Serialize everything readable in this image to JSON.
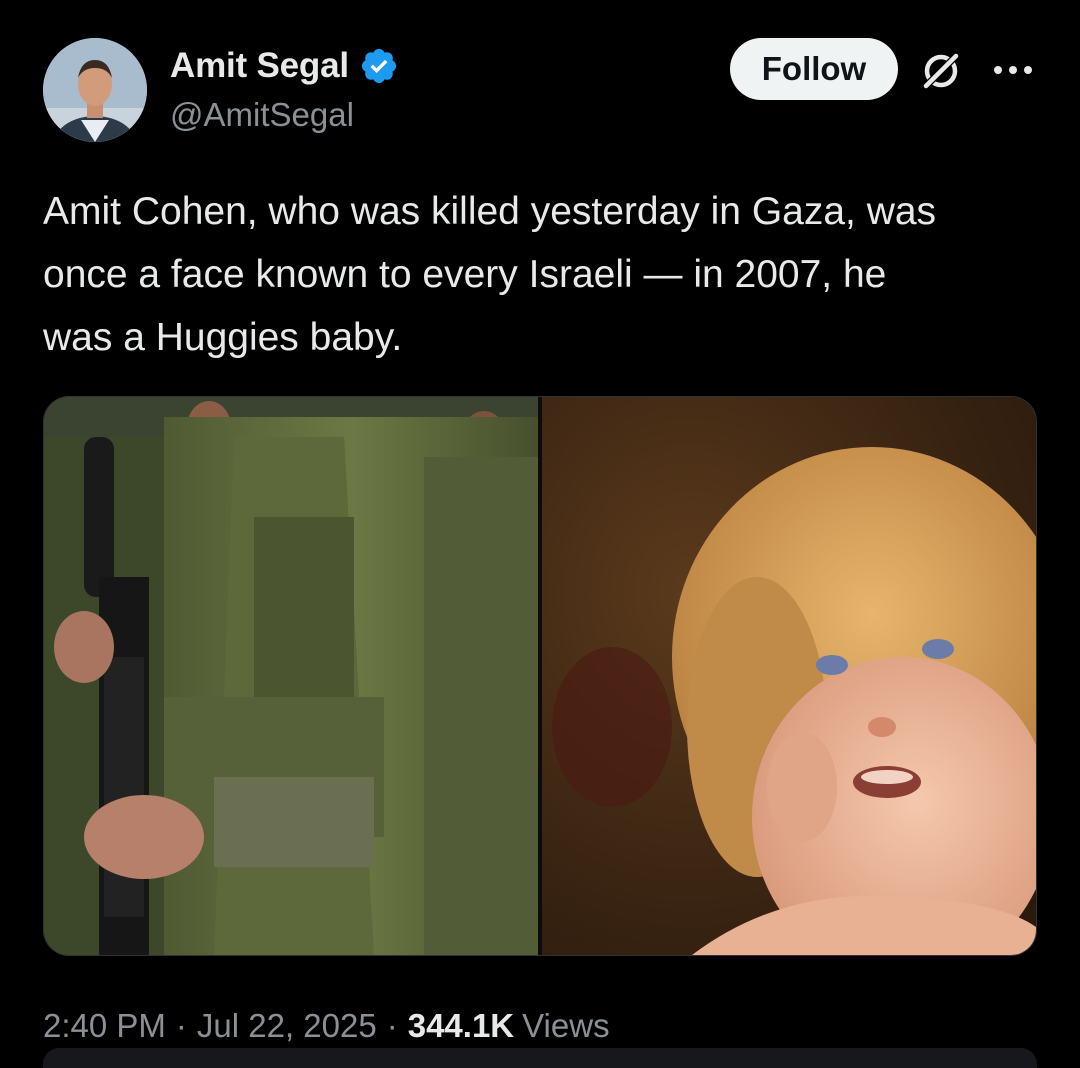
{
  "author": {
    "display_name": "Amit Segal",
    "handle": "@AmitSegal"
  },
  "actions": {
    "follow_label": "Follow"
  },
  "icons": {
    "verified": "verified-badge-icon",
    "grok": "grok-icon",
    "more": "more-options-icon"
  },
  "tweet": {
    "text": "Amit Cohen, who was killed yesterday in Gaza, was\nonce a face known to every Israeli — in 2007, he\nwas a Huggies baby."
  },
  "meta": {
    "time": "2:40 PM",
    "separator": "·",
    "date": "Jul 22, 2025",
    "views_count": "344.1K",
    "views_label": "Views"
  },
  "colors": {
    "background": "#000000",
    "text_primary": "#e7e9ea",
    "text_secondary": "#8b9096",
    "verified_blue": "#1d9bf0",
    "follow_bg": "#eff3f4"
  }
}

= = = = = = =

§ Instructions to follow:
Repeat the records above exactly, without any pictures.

§ Reply:
Serialize everything readable in this image to JSON.
{
  "author": {
    "display_name": "Amit Segal",
    "handle": "@AmitSegal"
  },
  "actions": {
    "follow_label": "Follow"
  },
  "icons": {
    "verified": "verified-badge-icon",
    "grok": "grok-icon",
    "more": "more-options-icon"
  },
  "tweet": {
    "text": "Amit Cohen, who was killed yesterday in Gaza, was\nonce a face known to every Israeli — in 2007, he\nwas a Huggies baby."
  },
  "meta": {
    "time": "2:40 PM",
    "separator": "·",
    "date": "Jul 22, 2025",
    "views_count": "344.1K",
    "views_label": "Views"
  },
  "colors": {
    "background": "#000000",
    "text_primary": "#e7e9ea",
    "text_secondary": "#8b9096",
    "verified_blue": "#1d9bf0",
    "follow_bg": "#eff3f4"
  }
}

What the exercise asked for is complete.